Now 16, the New York Times reports that Jessica identifies herself as an atheist, and it was her convictions as a self-proclaimed atheist that compelled her to get a prayer removed from her high school auditorium.
That the prayer had been presented as a gift to Rhode Island’s Cranston High by the Class of 1963 mattered not to Jessica. She was never asked to recite it, never forced even to read it. It just hung there by the stage, like graffiti art of sorts, prayers being one of our oldest forms of poetry.
An unidentified parent, who apparently lacks the backbone Jessica possesses, made the first official complaint to the ACLU, but it was Jessica who picked up the torch to have the prayer removed, saying it was an affront to her atheist beliefs.
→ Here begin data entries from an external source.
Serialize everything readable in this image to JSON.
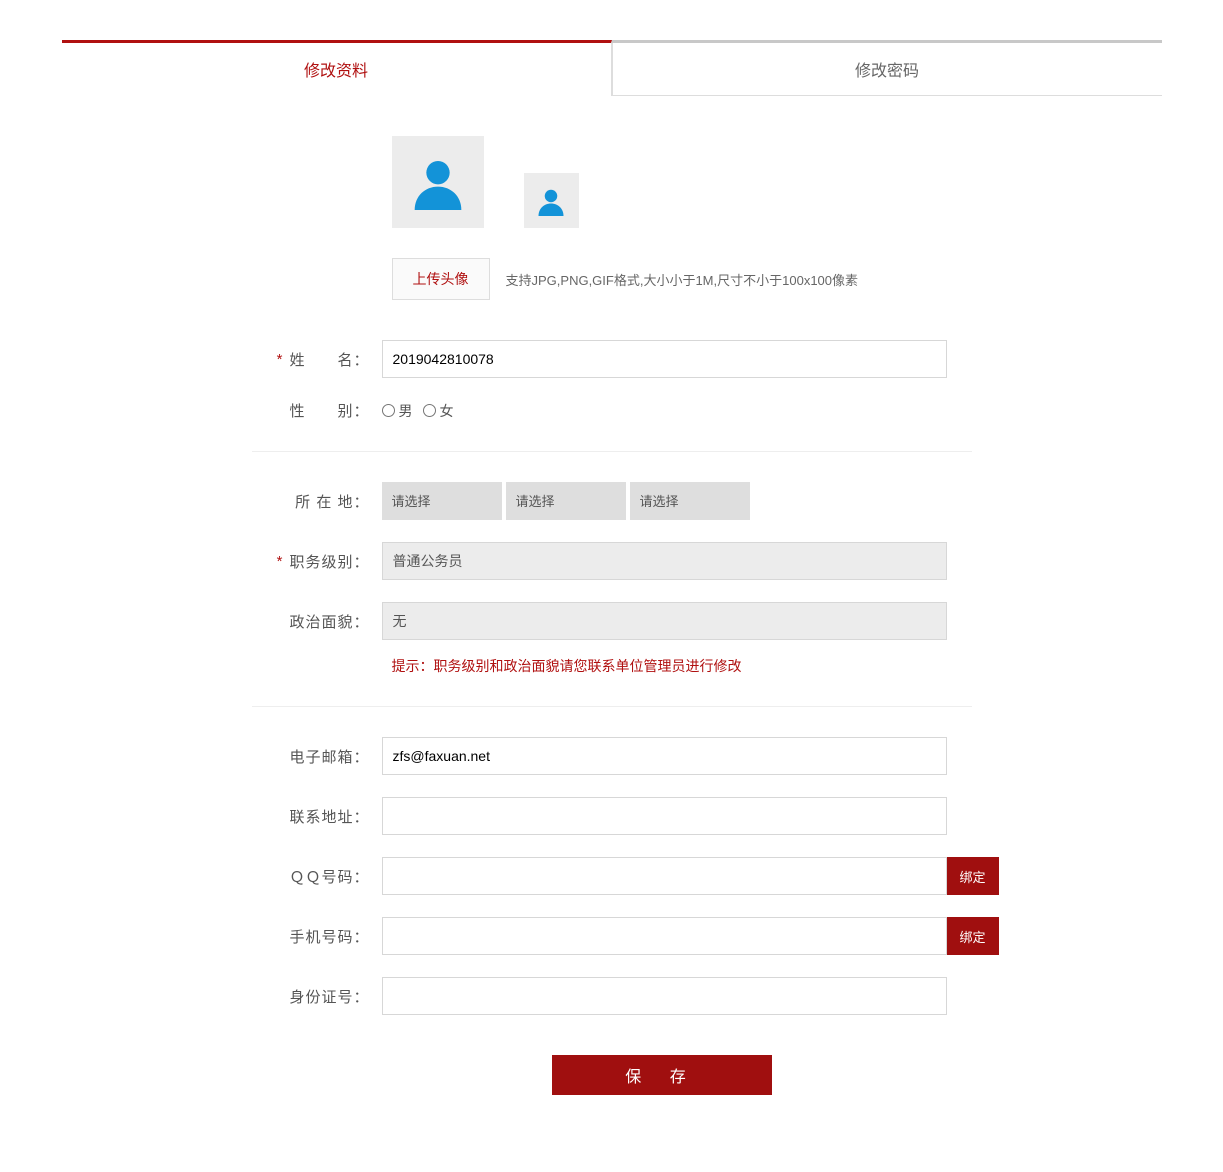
{
  "tabs": {
    "edit_profile": "修改资料",
    "edit_password": "修改密码"
  },
  "avatar": {
    "upload_btn": "上传头像",
    "upload_hint": "支持JPG,PNG,GIF格式,大小小于1M,尺寸不小于100x100像素"
  },
  "labels": {
    "name": "姓　　名：",
    "gender": "性　　别：",
    "location": "所 在 地：",
    "job_level": "职务级别：",
    "political": "政治面貌：",
    "email": "电子邮箱：",
    "address": "联系地址：",
    "qq": "ＱＱ号码：",
    "phone": "手机号码：",
    "idcard": "身份证号："
  },
  "values": {
    "name": "2019042810078",
    "gender_male": "男",
    "gender_female": "女",
    "location_sel": "请选择",
    "job_level": "普通公务员",
    "political": "无",
    "email": "zfs@faxuan.net",
    "address": "",
    "qq": "",
    "phone": "",
    "idcard": ""
  },
  "tip": "提示：职务级别和政治面貌请您联系单位管理员进行修改",
  "buttons": {
    "bind": "绑定",
    "save": "保  存"
  }
}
Yes. Atheism is its own form of religious practice.
Madeleine L’Engle, in fact, asserted that Christians ought to practice atheism more. “We must become atheists for Christ’s sake,” she said. “We must be certain that it is God we believe in, and not all those false spirits masquerading as the Holy One.”
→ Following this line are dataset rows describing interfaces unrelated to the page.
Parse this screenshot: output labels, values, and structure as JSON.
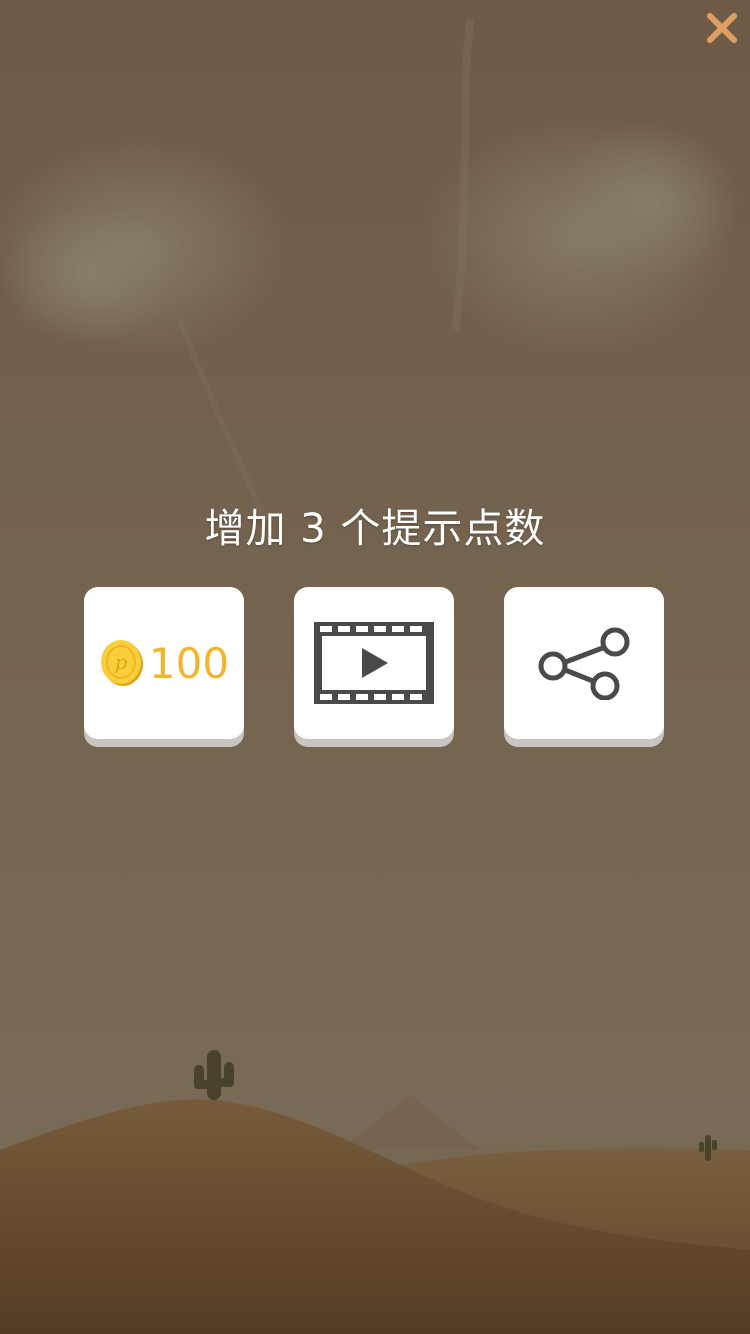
{
  "dialog": {
    "title": "增加 3 个提示点数"
  },
  "options": {
    "coin": {
      "amount": "100"
    },
    "video": {},
    "share": {}
  },
  "colors": {
    "close": "#e0a063",
    "coin_text": "#f1b52e",
    "icon_dark": "#4a4a4a",
    "card": "#ffffff",
    "card_shadow": "#c9c6c1"
  }
}
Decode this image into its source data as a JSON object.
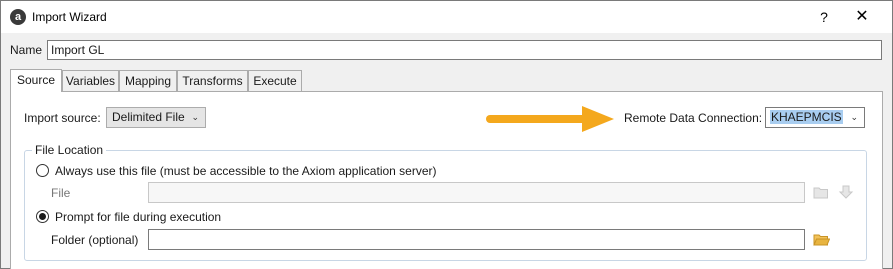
{
  "window": {
    "title": "Import Wizard",
    "app_icon_glyph": "a",
    "help_glyph": "?",
    "close_glyph": "✕"
  },
  "name": {
    "label": "Name",
    "value": "Import GL"
  },
  "tabs": [
    {
      "label": "Source",
      "active": true
    },
    {
      "label": "Variables",
      "active": false
    },
    {
      "label": "Mapping",
      "active": false
    },
    {
      "label": "Transforms",
      "active": false
    },
    {
      "label": "Execute",
      "active": false
    }
  ],
  "source": {
    "import_source_label": "Import source:",
    "import_source_value": "Delimited File",
    "remote_label": "Remote Data Connection:",
    "remote_value": "KHAEPMCIS",
    "chevron": "⌄"
  },
  "file_location": {
    "legend": "File Location",
    "option_always": "Always use this file (must be accessible to the Axiom application server)",
    "file_label": "File",
    "file_value": "",
    "option_prompt": "Prompt for file during execution",
    "folder_label": "Folder (optional)",
    "folder_value": ""
  },
  "colors": {
    "arrow": "#f4a81d",
    "selection": "#a8cdf0",
    "folder": "#e8b440"
  }
}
L’Engle would undoubtedly applaud Jessica for her boldness in rejecting a false God. Jessica said she became an atheist at age 10 after her mother fell ill. “I had always been told that if you pray, God will always be there when you need him,” Jessica said. “And it didn’t happen for me, and I doubted it had happened for anybody else. So yeah, I think that was just like the last step, and after that I just really didn’t believe any of it.”
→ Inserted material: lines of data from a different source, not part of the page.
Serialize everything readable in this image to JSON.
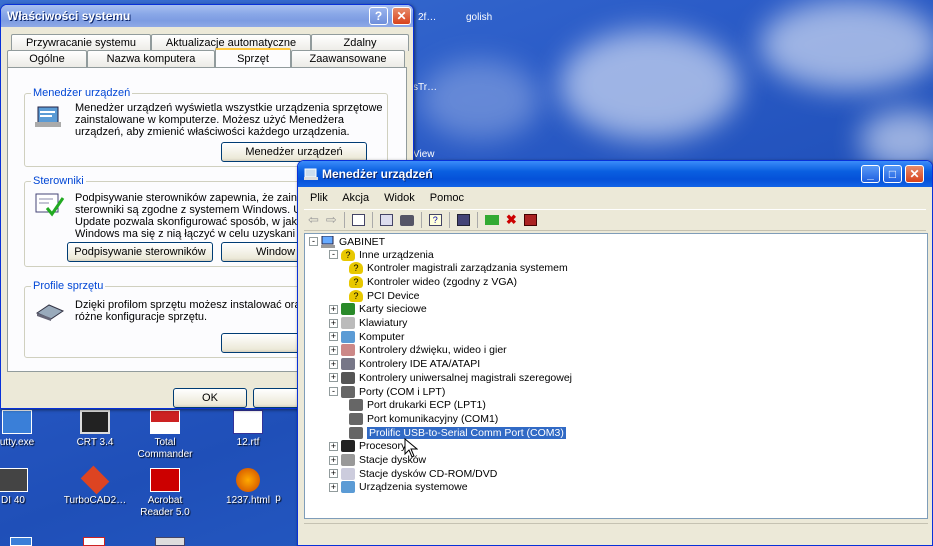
{
  "desktop": {
    "top_labels": [
      "2f…",
      "golish"
    ],
    "side_labels": [
      "sTr…",
      "View"
    ],
    "icons": [
      {
        "label": "utty.exe"
      },
      {
        "label": "CRT 3.4"
      },
      {
        "label": "Total Commander"
      },
      {
        "label": "12.rtf"
      },
      {
        "label": "DI 40"
      },
      {
        "label": "TurboCAD2…"
      },
      {
        "label": "Acrobat Reader 5.0"
      },
      {
        "label": "1237.html"
      },
      {
        "label": "p"
      }
    ]
  },
  "sysprops": {
    "title": "Właściwości systemu",
    "tabs_row1": [
      "Przywracanie systemu",
      "Aktualizacje automatyczne",
      "Zdalny"
    ],
    "tabs_row2": [
      "Ogólne",
      "Nazwa komputera",
      "Sprzęt",
      "Zaawansowane"
    ],
    "devmgr": {
      "label": "Menedżer urządzeń",
      "text": [
        "Menedżer urządzeń wyświetla wszystkie urządzenia sprzętowe",
        "zainstalowane w komputerze. Możesz użyć Menedżera",
        "urządzeń, aby zmienić właściwości każdego urządzenia."
      ],
      "button": "Menedżer urządzeń"
    },
    "drivers": {
      "label": "Sterowniki",
      "text": [
        "Podpisywanie sterowników zapewnia, że zains",
        "sterowniki są zgodne z systemem Windows. U",
        "Update pozwala skonfigurować sposób, w jak",
        "Windows ma się z nią łączyć w celu uzyskani"
      ],
      "button1": "Podpisywanie sterowników",
      "button2": "Window"
    },
    "profiles": {
      "label": "Profile sprzętu",
      "text": [
        "Dzięki profilom sprzętu możesz instalować oraz",
        "różne konfiguracje sprzętu."
      ],
      "button": "Profile"
    },
    "ok": "OK",
    "cancel": "Anul"
  },
  "devicemanager": {
    "title": "Menedżer urządzeń",
    "menu": [
      "Plik",
      "Akcja",
      "Widok",
      "Pomoc"
    ],
    "root": "GABINET",
    "tree": [
      {
        "label": "Inne urządzenia",
        "level": 1,
        "expander": "-",
        "icon": "unknown-device"
      },
      {
        "label": "Kontroler magistrali zarządzania systemem",
        "level": 2,
        "icon": "warning-device"
      },
      {
        "label": "Kontroler wideo (zgodny z VGA)",
        "level": 2,
        "icon": "warning-device"
      },
      {
        "label": "PCI Device",
        "level": 2,
        "icon": "warning-device"
      },
      {
        "label": "Karty sieciowe",
        "level": 1,
        "expander": "+",
        "icon": "network-card"
      },
      {
        "label": "Klawiatury",
        "level": 1,
        "expander": "+",
        "icon": "keyboard"
      },
      {
        "label": "Komputer",
        "level": 1,
        "expander": "+",
        "icon": "computer"
      },
      {
        "label": "Kontrolery dźwięku, wideo i gier",
        "level": 1,
        "expander": "+",
        "icon": "sound"
      },
      {
        "label": "Kontrolery IDE ATA/ATAPI",
        "level": 1,
        "expander": "+",
        "icon": "ide"
      },
      {
        "label": "Kontrolery uniwersalnej magistrali szeregowej",
        "level": 1,
        "expander": "+",
        "icon": "usb"
      },
      {
        "label": "Porty (COM i LPT)",
        "level": 1,
        "expander": "-",
        "icon": "port"
      },
      {
        "label": "Port drukarki ECP (LPT1)",
        "level": 2,
        "icon": "port"
      },
      {
        "label": "Port komunikacyjny (COM1)",
        "level": 2,
        "icon": "port"
      },
      {
        "label": "Prolific USB-to-Serial Comm Port (COM3)",
        "level": 2,
        "icon": "port",
        "selected": true
      },
      {
        "label": "Procesory",
        "level": 1,
        "expander": "+",
        "icon": "processor"
      },
      {
        "label": "Stacje dysków",
        "level": 1,
        "expander": "+",
        "icon": "floppy"
      },
      {
        "label": "Stacje dysków CD-ROM/DVD",
        "level": 1,
        "expander": "+",
        "icon": "cdrom"
      },
      {
        "label": "Urządzenia systemowe",
        "level": 1,
        "expander": "+",
        "icon": "system"
      }
    ]
  }
}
Jessica stopped believing in the Magician God, the bobble-headed idol marketed and sold by Wall Street and prosperity preachers the world over. Jessica rubbed the Magic Genie God and didn’t get what she wanted, when she wanted, the way she wanted, so it was then, at age 10, she called out, as spoiled children often do, Phooey-on-You. And now at age 16, she is being encouraged to continue her tirade, this time under the guise of looking out for all our Constitutional Rights.
Jessica was wrongly vilified in her own community after a local chapter of the ACLU asked Jessica to be a plantiff in their lawsuit against the school. Jessica doesn’t yet understand the irony of this. She quit believing in God when he failed to be the puppet to her puppeteer but then she willingly became the puppet of the ACLU.
Life, like poetry, like prayer, is full of juxtapositions.
A tarp now covers the prayer after a federal judge ruled its presence unconstitutional. All this because of some poem a seventh-grader wrote in 1963 that begins with the words “Our Heavenly Father”.